━━━━━ Entries supplied ━━━━━
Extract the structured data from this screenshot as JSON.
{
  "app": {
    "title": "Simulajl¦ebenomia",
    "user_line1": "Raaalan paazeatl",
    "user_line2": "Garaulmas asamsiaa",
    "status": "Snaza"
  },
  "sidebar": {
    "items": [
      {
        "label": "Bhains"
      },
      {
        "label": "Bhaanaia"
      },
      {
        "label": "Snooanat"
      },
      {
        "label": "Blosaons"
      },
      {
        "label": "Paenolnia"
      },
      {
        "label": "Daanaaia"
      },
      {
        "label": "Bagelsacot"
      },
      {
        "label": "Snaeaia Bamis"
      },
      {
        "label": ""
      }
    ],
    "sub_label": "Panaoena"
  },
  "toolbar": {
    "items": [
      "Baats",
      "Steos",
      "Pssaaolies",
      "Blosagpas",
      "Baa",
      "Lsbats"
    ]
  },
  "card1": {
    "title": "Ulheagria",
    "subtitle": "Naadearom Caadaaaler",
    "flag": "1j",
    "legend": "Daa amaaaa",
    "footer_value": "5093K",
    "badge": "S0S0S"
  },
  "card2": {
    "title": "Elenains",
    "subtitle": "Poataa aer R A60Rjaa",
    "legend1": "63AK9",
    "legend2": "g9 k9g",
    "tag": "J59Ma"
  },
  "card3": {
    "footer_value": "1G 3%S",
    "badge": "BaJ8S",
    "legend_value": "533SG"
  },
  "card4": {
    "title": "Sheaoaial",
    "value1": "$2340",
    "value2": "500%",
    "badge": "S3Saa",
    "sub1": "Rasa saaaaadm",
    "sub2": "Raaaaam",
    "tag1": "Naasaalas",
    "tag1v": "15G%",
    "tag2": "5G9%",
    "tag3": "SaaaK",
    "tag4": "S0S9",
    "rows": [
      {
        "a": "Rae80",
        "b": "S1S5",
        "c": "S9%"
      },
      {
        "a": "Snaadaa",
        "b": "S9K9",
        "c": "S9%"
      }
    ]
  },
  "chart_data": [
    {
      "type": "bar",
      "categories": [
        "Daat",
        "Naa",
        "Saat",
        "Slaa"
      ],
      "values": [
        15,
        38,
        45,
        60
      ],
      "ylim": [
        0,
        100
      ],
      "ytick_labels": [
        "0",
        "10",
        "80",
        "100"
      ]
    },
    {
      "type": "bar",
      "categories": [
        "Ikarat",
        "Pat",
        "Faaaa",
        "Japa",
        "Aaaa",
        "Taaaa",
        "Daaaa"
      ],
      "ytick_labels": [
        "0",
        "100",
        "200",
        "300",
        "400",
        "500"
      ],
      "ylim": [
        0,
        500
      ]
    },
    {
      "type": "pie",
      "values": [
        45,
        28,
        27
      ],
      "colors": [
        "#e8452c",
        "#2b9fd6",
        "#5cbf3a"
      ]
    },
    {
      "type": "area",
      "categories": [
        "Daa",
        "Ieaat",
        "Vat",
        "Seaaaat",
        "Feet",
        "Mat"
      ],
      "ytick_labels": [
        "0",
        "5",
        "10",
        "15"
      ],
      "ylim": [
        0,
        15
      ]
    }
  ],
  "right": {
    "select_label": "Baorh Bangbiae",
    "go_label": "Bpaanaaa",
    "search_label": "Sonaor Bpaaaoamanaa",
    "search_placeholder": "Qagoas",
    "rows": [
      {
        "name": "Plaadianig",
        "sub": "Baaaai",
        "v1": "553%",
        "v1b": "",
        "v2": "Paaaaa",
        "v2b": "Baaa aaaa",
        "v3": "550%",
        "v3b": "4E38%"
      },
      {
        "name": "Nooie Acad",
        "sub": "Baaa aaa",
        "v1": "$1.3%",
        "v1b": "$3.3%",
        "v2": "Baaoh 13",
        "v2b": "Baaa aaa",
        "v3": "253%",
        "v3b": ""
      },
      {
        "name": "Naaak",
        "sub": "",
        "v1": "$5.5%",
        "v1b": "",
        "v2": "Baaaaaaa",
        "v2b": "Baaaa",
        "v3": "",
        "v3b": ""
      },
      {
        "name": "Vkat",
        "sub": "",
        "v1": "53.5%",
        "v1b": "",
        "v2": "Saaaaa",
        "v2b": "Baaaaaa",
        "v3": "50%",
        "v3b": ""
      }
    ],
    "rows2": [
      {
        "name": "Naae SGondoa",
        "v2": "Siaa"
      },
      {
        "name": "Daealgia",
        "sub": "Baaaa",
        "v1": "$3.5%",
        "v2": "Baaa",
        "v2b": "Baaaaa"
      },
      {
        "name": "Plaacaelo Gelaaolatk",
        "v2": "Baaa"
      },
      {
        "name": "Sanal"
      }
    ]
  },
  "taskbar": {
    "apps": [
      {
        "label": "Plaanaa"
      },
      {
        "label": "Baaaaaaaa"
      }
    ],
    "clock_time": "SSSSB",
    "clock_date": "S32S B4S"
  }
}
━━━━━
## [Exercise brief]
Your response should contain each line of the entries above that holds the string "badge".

## [Answer section]
    "badge": "S0S0S"
    "badge": "BaJ8S",
    "badge": "S3Saa",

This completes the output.